Battery-operated or portable projectors are a different class of projectors designed for mobility and ease of use. These projectors run on battery power and can typically operate for a few hours on a full charge. As they’re designed for portability, they are usually more energy-efficient, consuming anywhere between 10W to 70W per hour.
They are a great choice for camping trips, backyard movie nights, or other occasions where a traditional power source may not be available.
How to Calculate Your Projector’s Energy Consumption?
Now that you have a basic understanding of the factors that influence a projector’s energy consumption, let’s look at how you can calculate the energy usage for your specific model.
First, you’ll need to know the wattage of your projector, which, as mentioned before, can typically be found in the product manual or the manufacturer’s website. Once you have this information, multiply the wattage by the number of hours you use the projector in a day. This will give you the total energy usage per day in watts.
However, to convert this into the kWh unit used by electricity companies, you’ll need to do one more step. Divide the daily energy usage in watts by 1,000 to convert it into kilowatt-hours. For example, if your projector consumes 150 watts and you use it for 3 hours a day, the calculation would be as follows:
150W * 3 hours = 450 watt-hours
450 watt-hours / 1,000 = 0.45 kWh
To calculate your monthly energy usage, multiply the daily kWh usage by the number of days you use the projector in a month.
To calculate the cost of operating your projector, multiply the monthly kWh usage by the rate your electricity company charges per kWh.
Some Factors to Consider
Don’t forget the following things while calculating wattage:
In the world of projectors, ‘lumens’ is a term you will frequently encounter. Lumens are the units used to measure the total amount of visible light emitted by a light source – in this case, your projector.
Naturally, a projector that produces a higher number of lumens will generate more light, which often translates to higher power consumption.
The projector’s lamp, responsible for producing the light output, is a significant power consumer within the projector system. Thus, projectors offering higher lumens count, which generally provide brighter images, are likely to consume more power.
It’s also worth noting that the projector’s brightness settings can impact power usage – using your projector at full brightness will consume more energy than using it at a dimmer setting.
Many projectors come with different operating modes, such as eco-mode, which reduces power consumption by lowering the brightness and contrast levels. Utilizing such power-saving modes can significantly reduce a projector’s energy usage.
Even when not in use, a projector can still consume power if it’s left plugged in. Some projectors have a ‘standby’ or ‘sleep’ mode to reduce power usage when they are not actively projecting. However, the power consumed in standby mode can add up over time, contributing to your projector’s overall energy usage.
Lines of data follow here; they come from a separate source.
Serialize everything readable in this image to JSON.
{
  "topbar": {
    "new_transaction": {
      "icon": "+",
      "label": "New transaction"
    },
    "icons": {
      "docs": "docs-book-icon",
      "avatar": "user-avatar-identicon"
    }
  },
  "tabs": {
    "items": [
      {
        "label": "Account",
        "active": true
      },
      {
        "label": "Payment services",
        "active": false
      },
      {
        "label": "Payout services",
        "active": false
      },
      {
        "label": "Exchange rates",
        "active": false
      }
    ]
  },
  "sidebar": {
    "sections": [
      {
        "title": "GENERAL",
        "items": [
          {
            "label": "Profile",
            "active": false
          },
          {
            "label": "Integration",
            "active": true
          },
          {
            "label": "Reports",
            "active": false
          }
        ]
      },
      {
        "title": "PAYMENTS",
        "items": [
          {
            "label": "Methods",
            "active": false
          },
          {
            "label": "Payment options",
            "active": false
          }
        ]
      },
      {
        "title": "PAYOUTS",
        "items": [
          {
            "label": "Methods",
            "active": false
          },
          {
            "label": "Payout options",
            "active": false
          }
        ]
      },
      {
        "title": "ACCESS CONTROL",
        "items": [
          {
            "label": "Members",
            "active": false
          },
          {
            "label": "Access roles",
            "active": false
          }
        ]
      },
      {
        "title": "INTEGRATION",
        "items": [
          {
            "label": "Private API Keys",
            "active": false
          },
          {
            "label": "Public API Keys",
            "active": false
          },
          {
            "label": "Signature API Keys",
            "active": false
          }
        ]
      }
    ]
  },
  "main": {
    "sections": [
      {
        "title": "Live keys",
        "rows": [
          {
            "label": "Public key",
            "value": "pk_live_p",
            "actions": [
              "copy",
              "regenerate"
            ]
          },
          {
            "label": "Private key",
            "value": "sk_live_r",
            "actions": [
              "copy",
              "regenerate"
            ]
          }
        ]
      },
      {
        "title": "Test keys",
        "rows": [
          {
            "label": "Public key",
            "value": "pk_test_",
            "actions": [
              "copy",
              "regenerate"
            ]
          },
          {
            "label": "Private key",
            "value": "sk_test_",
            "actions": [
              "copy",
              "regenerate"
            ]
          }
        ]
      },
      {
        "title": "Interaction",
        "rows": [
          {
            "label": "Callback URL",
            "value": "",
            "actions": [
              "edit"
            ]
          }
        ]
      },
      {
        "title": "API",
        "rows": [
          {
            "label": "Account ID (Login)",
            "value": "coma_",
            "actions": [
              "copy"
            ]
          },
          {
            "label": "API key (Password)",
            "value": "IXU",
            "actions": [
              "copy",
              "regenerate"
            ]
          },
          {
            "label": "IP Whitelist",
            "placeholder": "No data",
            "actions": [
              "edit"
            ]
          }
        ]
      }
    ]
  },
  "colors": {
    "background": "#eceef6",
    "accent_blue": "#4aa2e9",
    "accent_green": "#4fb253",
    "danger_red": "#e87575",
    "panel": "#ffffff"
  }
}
The resolution of a projector can also impact its power consumption. Higher-resolution projectors often consume more power as they are designed to process more data and produce more detailed images.
The amount of time the projector is in use directly affects its power consumption. The longer a projector runs, the more power it consumes. Therefore, turning off the projector when it’s not in use can help save energy.
Maintenance and Age
The condition of a projector can also impact its energy usage. An older projector or one that is not well-maintained may consume more power than a newer, well-kept model. Regular maintenance, such as cleaning the filters and replacing the lamp as needed, can help maintain the projector’s efficiency and reduce power consumption.
As technology continues to advance, projectors are becoming more energy-efficient. Nonetheless, understanding the power consumption of your projector can help you make more informed decisions, not just in terms of managing your energy costs but also contributing to energy conservation efforts. The type of projector, its brightness settings, and the technology it uses can significantly impact its power consumption.